In a civil suit it is an abuse of discretion to exclude a relevant witness solely on the ground that the witness was not identified during discovery or in a timely manner. Infinite Energy v. Cottrell, 295 Ga.App. 306, 309(3), 671 S.E.2d 294 (2008); Hart v. Northside Hosp., 291 Ga.App. 208, 209–210(1), 661 S.E.2d 576 (2008). Compare Collins v. Dickman, 295 Ga.App. 601, 603–604(1), 672 S.E.2d 433 (2008) (exception for violation of an express court order). The proper remedy is to order a postponement to allow the party sufficient time to react or, if necessary, a mistrial. White v. Lance H. Herndon, Inc., 203 Ga.App. 580, 581(5), 417 S.E.2d 383 (1992); Hanna Creative Enterprises v. Alterman Foods, 156 Ga.App. 376, 379(2), 274 S.E.2d 761 (1980). In this case, as a result of a continuance, Walters had time to depose Wigley prior to the rescheduled trial, so the element of surprise was eliminated.
Disallowing the evidence was harmful to Kroger. See White, 203 Ga.App. at 582(5), 417 S.E.2d 383 (improper exclusion of evidence must be harmful as well as erroneous to warrant reversal). Wigley would have testified about re-aiming of the camera, which, as shown above, was relevant to issues being tried. Although Kroger's negligence had been established, the jury still had to decide causation, damages, and attorney fees. And the evidence of spoliation that was presented raised a presumption that the video tape would have been harmful to Kroger. Wigley's testimony suggests that re-aiming the camera occurred for an innocent reason, which could have helped to rebut the presumption that the missing video was harmful to Kroger.

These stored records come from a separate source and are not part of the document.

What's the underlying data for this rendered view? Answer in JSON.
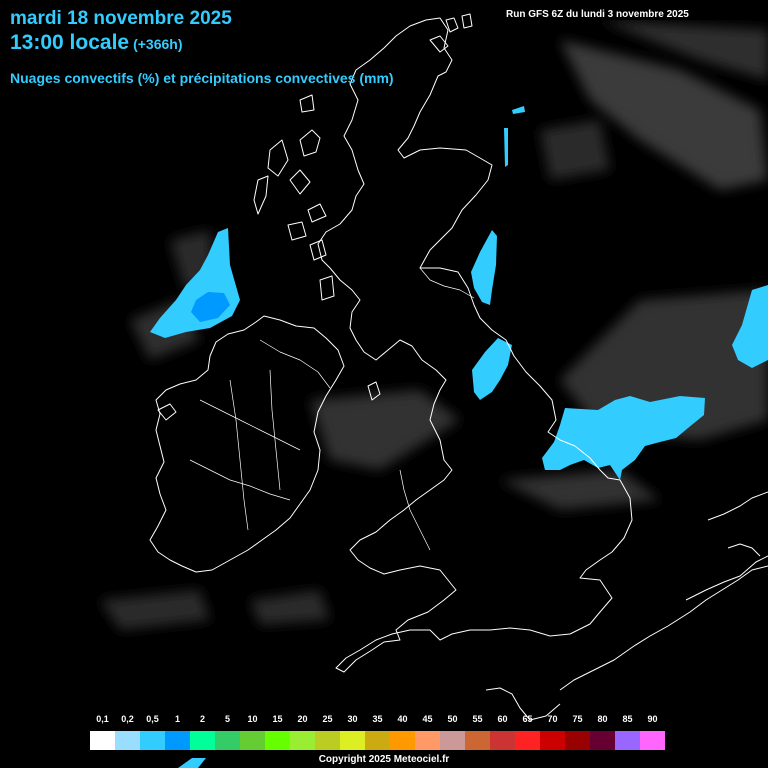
{
  "header": {
    "date": "mardi 18 novembre 2025",
    "time": "13:00 locale",
    "lead": "(+366h)",
    "product": "Nuages convectifs (%) et précipitations convectives (mm)",
    "run": "Run GFS 6Z du lundi 3 novembre 2025"
  },
  "legend": {
    "labels": [
      "0,1",
      "0,2",
      "0,5",
      "1",
      "2",
      "5",
      "10",
      "15",
      "20",
      "25",
      "30",
      "35",
      "40",
      "45",
      "50",
      "55",
      "60",
      "65",
      "70",
      "75",
      "80",
      "85",
      "90"
    ],
    "colors": [
      "#ffffff",
      "#99ddff",
      "#33ccff",
      "#0099ff",
      "#00ff99",
      "#33cc66",
      "#66cc33",
      "#66ff00",
      "#99ee33",
      "#bbcc22",
      "#ddee22",
      "#ccaa11",
      "#ff9900",
      "#ff9966",
      "#cc9999",
      "#cc6633",
      "#cc3333",
      "#ff2222",
      "#cc0000",
      "#990000",
      "#660033",
      "#9966ff",
      "#ff66ff"
    ]
  },
  "precip_color": "#33ccff",
  "precip_core_color": "#0099ff",
  "coast_color": "#ffffff",
  "copyright": "Copyright 2025 Meteociel.fr"
}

3. Kroger contends the trial court erred by denying its motion for directed verdict on the issue of attorney fees and expenses of litigation. But the issue of fees under OCGA § 13–6–11 “is a question for the jury and an award will be upheld if any evidence is presented to support the award.” (Citation and punctuation omitted.) Professional Consulting Svcs. of Ga. v. Ibrahim, 206 Ga.App. 663, 665(3), 426 S.E.2d 376 (1992). As shown above, there was some evidence that Kroger caused Walters unnecessary trouble and expense. Thus, a directed verdict was not warranted.
4. Kroger contends the trial court erred by denying its motion for partial directed verdict on the issue of past and future lost earnings. Because causation and damages will be retried and the evidence on these issues might not be the same, we need not address this issue now. See generally Godwin v. Godwin, 265 Ga. 891, 892(2), 463 S.E.2d 685 (1995).
In sum, we affirm the trial court's order on spoliation but reverse the judgment and remand for a new trial on causation, damages and the claim for fees under OCGA § 13–6–11.
Judgment affirmed in part; reversed in part. Case remanded with direction.
MILLER, P. J., and RAY, J., concur.